This is another caveat that has been added into this recommendation. So we have in this recommendation two opportunities to allow questioning to begin without a legal adviser being present. We are yet to see at this stage the amendments that I understand the Labor Party is putting forward to see that the recommendations of this committee are implemented. If indeed this is the path that the Labor Party is prepared to take and is choosing to take—that is, the assumption that this bad bill, this bill that undermines fundamental tenets of our legal system, can be amended and therefore made appropriate, which is not a position that the Australian Greens subscribe to—then these recommendations would need to be modified in amendments. It would need to be a modification that would reflect the deliberations of the committee, which I took to be an assumption that questioning could begin without a legal adviser being present but that a legal adviser would subsequently be able to be available for the person being questioned.

That would need to be made clear in any such amendments, perhaps with a time frame put in place, whereby it was anticipated that a legal adviser would be able to be present, and perhaps even with a suggestion of the mechanism by which that might take place— for example, the prescribed authority being able to give the person who is being detained and questioned information and names and phone numbers of potential legal practitioners who could come in and advise them. If the Australian Labor Party sees this recommendation as a mechanism to ensure there is legal representation, it will need to go the whole way and ensure that its recommendations do allow for a legal adviser to be present and do not allow that opening for questioning to begin without a legal adviser being present. That opening should be closed by introducing a mechanism by which it can be ensured that a legal adviser is present.

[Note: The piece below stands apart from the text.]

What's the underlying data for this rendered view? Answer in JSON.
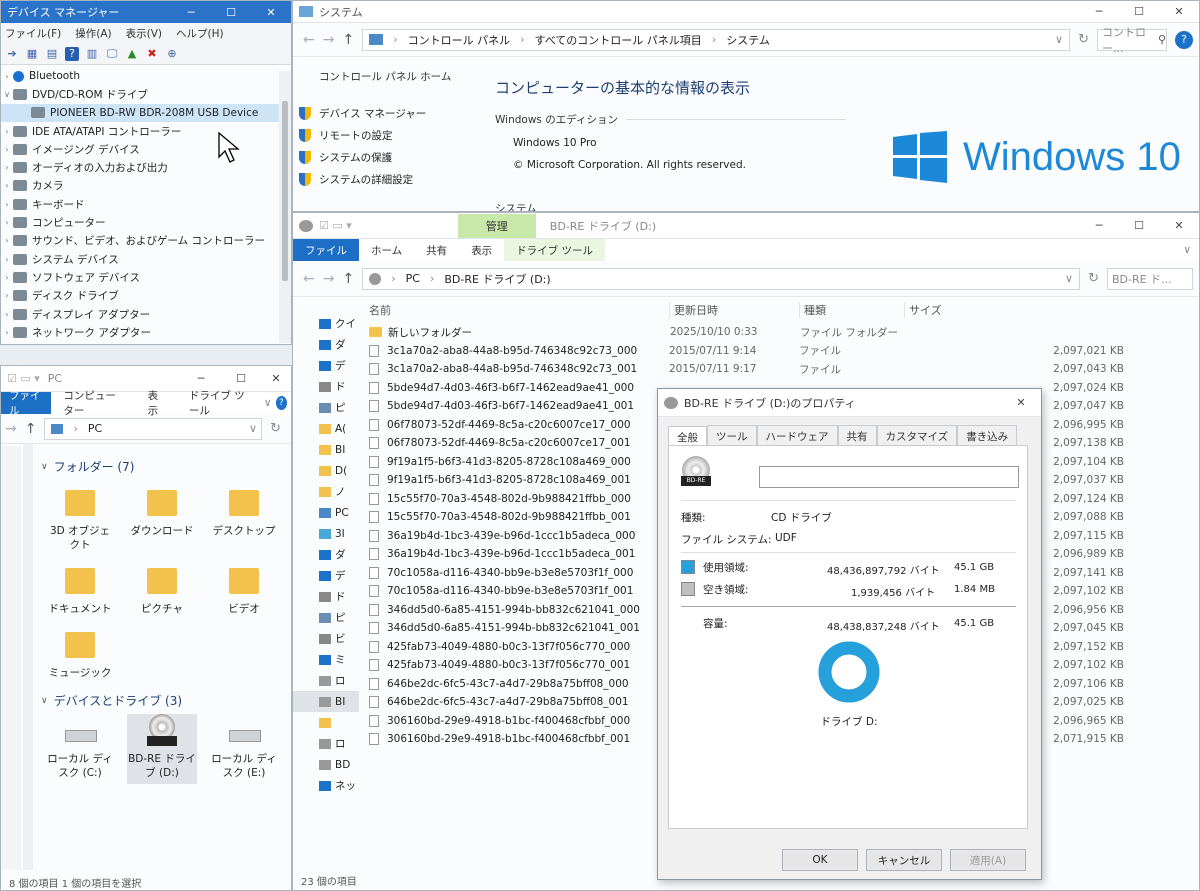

I would now like to speak a little bit about what is happening in my home state of New South Wales at the moment. A piece of legislation has been introduced by the Carr Labor government, the Terrorism (Police Powers) Bill, on the premise that it is a response to the events of September 11 and to the Bali bombing. This legislation, it is shameful to say, goes even further than the legislation that has been proposed by the Howard government in this place and in the other place. Indeed, it goes so far as to say that the operations of the bill cannot be reviewed by a court—that is, it seeks to go outside the separation of powers. (Time expired)